View the document(introduction...)
View the documentWhat is Social Marketing?
View the documentCase Study: Myanmar
View the documentCase Study: The Female Condom
View the documentCase Study: South Africa and Nigeria
View the documentWhat is UNAIDS Role in Social Marketing?

What is Social Marketing?

"Social marketing" is the adaptation of commercial marketing techniques for social goals. Using traditional commercial marketing techniques, social marketing makes needed products available and affordable to low-income people, while encouraging the adoption of healthier behaviour.

Social marketing has become increasingly popular among governments and donors as a way of addressing serious health issues in developing countries. While social marketing has its roots in family planning, it has been the use of social marketing to respond to the AIDS epidemic that has attracted much of this attention.

Using commercial marketing techniques, social marketing makes the product available and affordable while linking it to a communications campaign geared to effect sustainable behavioural change.

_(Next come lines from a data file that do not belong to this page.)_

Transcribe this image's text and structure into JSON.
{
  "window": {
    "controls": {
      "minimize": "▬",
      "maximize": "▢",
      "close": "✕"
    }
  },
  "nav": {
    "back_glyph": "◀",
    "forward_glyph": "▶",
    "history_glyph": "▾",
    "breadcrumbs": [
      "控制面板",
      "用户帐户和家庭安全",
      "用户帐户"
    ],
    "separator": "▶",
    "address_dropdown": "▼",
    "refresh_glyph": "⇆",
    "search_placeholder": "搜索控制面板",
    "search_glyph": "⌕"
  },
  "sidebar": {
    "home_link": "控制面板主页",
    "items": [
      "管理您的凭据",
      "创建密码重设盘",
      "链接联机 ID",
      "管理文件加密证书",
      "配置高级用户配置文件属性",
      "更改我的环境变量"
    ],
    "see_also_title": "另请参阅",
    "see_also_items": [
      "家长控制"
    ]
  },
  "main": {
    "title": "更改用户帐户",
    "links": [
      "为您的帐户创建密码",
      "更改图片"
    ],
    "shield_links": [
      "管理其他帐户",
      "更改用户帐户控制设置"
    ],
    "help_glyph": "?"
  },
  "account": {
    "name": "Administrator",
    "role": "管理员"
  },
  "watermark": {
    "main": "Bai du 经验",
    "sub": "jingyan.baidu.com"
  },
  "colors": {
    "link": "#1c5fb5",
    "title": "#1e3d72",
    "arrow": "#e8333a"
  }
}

In the mid-1980s, condom social marketing emerged as an effective tool in combating the spread of HIV/AIDS. Maintaining a product focus, social marketing programmes have adapted and continue to adapt distribution and communications techniques to meet the challenges posed by the epidemic. Social marketing programmes have made condoms available, affordable, and acceptable in countries affected by the epidemic and have used communications messages to raise awareness of the disease and reach people, governments and organizations.

In 1998, social marketing programmes distributed more than 783 million condoms in over 50 countries and conducted targeted communications campaigns in countries as economically and culturally diverse as Haiti, Myanmar, The Russian Federation, South Africa, Zambia and Zimbabwe.

Since its establishment in 1996, the Joint United Nations Programme on HIV/AIDS (UNAIDS) has supported social marketing activities within the context of an expanded response to HIV and AIDS. In addition to expanding access to and stimulating use of condoms, social marketing has contributed to broad behavioural change in a range of contexts. This document highlights three key lessons that have been learned in encouraging and promoting condom social marketing.

· Seed money can effectively be used to leverage additional resources for major public health impact.

· Social marketing can be applied to new products and services.

· Social marketing can help create an enabling and supportive environment for behavioural change.